» Instructions to follow: Find how many lines of the following entries contain "Foundation". Reply with the number alone.

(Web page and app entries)
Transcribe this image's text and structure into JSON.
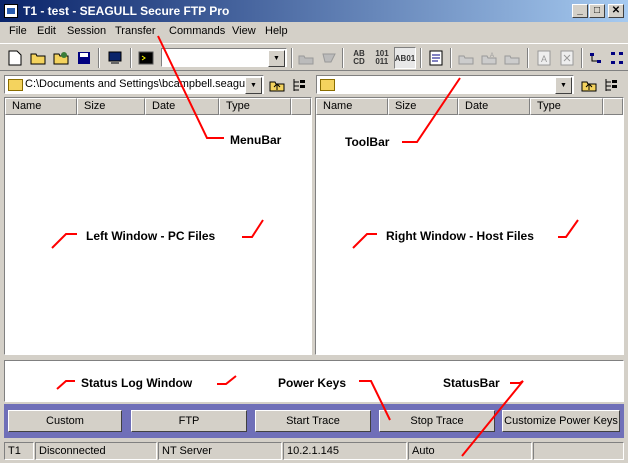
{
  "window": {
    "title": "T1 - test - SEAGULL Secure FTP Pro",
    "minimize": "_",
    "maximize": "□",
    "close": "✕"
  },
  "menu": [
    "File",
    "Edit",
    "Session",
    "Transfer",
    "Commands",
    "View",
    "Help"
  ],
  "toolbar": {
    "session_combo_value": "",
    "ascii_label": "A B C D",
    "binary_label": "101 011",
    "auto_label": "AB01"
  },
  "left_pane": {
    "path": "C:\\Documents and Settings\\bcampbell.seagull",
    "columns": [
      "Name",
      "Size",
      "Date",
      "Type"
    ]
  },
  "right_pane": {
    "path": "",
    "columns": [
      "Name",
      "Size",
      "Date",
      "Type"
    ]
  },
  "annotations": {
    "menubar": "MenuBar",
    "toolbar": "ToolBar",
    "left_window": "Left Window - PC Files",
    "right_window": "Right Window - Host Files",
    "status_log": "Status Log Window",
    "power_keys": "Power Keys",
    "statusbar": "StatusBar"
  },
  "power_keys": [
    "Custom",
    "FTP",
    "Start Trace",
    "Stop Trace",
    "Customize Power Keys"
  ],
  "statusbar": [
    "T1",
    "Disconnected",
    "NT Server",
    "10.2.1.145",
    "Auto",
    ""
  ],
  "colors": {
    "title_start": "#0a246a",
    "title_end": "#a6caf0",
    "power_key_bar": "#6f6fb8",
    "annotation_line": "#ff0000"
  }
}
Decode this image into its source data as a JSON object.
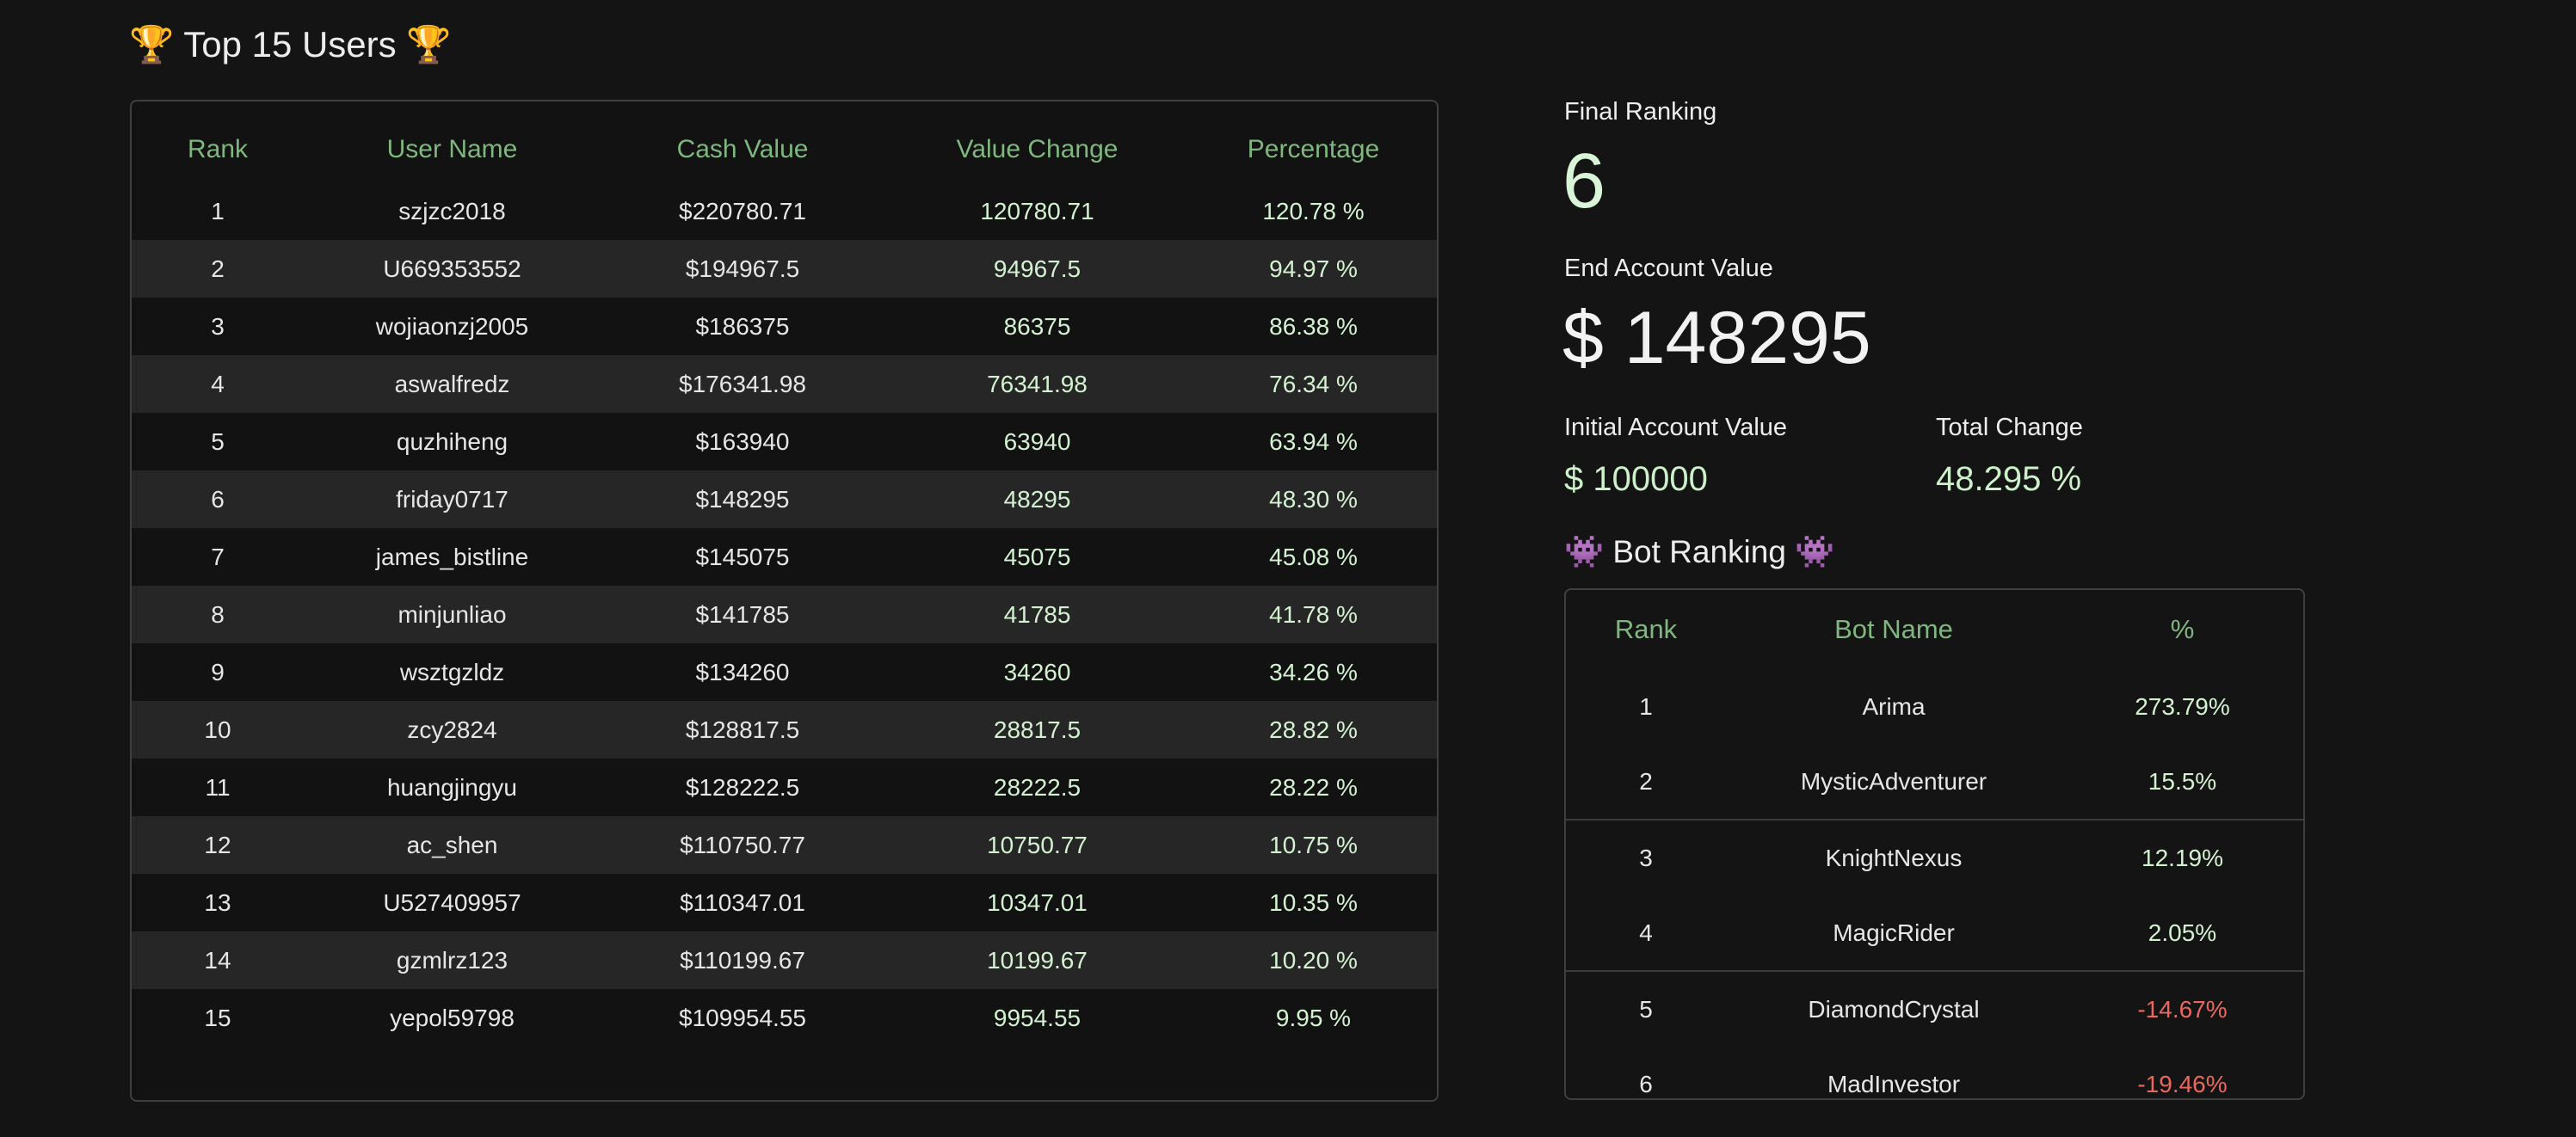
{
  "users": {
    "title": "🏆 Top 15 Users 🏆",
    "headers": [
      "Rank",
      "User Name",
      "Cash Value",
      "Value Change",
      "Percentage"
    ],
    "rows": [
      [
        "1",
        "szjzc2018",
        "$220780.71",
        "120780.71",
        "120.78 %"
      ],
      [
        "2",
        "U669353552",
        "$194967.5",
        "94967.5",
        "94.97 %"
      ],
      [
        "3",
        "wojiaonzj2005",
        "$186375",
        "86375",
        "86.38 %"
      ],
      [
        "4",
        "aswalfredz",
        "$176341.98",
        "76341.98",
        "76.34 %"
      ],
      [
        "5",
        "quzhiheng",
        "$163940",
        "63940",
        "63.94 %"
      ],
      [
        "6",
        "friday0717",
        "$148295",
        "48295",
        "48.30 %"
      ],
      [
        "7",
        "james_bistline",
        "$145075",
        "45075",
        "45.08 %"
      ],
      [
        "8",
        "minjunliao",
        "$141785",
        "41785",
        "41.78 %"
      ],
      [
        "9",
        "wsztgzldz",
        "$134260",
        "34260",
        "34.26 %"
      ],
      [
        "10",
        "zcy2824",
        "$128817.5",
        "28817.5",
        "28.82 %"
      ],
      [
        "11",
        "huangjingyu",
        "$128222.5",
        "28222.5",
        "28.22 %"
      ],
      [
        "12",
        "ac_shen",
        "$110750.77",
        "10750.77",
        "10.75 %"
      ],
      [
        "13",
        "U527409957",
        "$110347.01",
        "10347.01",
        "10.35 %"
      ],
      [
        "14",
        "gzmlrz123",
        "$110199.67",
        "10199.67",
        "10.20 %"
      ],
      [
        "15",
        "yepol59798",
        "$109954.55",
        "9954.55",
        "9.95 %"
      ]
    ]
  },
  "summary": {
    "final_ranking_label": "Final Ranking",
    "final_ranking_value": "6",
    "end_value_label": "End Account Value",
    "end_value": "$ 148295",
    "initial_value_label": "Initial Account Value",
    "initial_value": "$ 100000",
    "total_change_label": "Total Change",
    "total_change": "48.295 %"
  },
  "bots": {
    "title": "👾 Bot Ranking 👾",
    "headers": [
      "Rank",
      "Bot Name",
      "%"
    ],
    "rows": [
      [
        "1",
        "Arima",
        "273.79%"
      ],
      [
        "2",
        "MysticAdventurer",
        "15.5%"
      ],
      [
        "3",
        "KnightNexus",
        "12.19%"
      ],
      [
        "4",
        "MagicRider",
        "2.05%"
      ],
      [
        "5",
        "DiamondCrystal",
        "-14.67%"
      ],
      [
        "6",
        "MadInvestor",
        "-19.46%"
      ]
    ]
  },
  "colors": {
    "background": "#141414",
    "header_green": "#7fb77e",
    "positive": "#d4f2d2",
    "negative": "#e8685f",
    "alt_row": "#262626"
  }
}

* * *

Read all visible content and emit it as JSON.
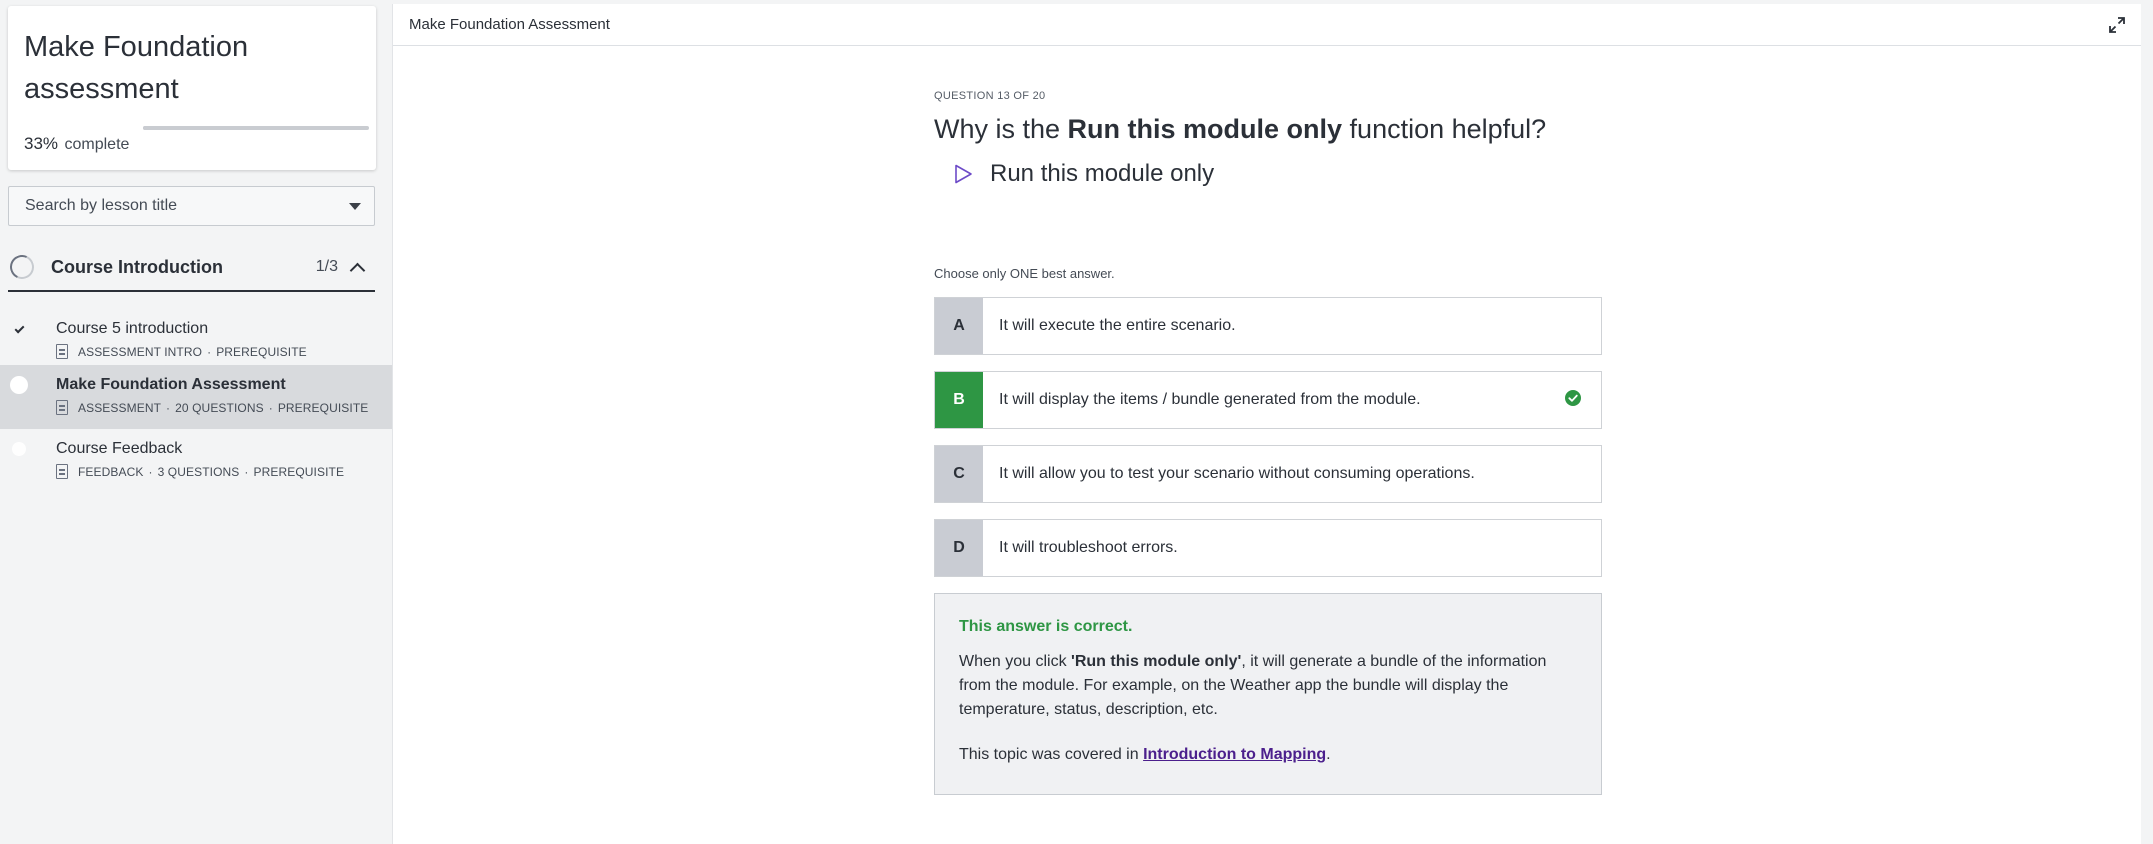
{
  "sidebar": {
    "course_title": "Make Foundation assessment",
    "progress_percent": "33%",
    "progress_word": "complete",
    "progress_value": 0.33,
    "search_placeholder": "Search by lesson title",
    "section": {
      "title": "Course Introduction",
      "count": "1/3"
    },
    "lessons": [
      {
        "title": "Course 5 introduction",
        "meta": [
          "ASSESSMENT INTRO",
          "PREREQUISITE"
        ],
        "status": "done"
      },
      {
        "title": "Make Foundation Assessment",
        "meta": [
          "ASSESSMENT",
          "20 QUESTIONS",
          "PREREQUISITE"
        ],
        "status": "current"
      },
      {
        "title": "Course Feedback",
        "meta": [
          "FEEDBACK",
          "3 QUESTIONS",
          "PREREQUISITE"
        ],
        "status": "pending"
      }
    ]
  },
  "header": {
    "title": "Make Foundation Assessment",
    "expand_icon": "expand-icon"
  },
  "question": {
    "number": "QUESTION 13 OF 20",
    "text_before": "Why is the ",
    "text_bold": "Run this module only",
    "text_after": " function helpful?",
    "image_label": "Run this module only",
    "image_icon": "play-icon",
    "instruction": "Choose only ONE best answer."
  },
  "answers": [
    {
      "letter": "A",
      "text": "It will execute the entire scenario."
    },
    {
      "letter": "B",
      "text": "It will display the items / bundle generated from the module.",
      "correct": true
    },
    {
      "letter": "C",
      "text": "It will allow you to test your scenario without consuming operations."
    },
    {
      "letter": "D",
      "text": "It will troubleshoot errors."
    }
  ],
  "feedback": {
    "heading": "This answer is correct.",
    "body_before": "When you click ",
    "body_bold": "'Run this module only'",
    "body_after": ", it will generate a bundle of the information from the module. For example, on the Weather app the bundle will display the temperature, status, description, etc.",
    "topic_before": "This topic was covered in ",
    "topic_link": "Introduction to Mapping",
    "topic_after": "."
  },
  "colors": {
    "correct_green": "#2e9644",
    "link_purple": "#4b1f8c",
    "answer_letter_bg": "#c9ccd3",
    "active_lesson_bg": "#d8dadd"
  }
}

» Response to the task: 3